__Provided records__
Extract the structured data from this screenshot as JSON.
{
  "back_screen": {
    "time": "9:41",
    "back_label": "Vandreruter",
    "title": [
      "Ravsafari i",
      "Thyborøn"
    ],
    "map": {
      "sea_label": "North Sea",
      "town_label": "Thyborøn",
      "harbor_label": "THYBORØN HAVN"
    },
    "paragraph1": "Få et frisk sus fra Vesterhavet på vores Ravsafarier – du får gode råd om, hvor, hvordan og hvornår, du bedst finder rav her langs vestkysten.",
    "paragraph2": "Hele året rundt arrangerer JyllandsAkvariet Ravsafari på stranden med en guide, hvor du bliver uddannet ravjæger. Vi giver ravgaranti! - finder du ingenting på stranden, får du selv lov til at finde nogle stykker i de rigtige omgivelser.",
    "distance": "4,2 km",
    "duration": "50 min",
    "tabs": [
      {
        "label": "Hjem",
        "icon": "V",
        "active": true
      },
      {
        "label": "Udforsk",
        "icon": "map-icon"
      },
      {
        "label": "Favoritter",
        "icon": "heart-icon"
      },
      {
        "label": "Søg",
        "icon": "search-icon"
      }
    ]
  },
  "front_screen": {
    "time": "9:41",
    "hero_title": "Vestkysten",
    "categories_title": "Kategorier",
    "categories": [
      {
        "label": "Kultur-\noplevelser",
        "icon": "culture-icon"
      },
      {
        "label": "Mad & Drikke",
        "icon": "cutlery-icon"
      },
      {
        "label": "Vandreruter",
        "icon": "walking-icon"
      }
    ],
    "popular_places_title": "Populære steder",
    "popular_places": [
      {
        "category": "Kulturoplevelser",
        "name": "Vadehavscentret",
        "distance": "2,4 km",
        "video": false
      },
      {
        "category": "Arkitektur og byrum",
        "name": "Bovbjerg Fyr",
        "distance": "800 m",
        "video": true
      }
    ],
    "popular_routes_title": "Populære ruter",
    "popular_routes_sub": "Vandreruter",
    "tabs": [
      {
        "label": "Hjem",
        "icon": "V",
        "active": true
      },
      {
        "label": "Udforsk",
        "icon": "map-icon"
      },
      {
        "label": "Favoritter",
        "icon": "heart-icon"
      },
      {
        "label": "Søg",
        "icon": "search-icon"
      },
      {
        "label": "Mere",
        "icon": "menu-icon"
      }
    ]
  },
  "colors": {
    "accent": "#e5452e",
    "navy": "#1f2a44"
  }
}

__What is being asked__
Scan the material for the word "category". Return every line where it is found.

__Response to the exercise__
        "category": "Kulturoplevelser",
        "category": "Arkitektur og byrum",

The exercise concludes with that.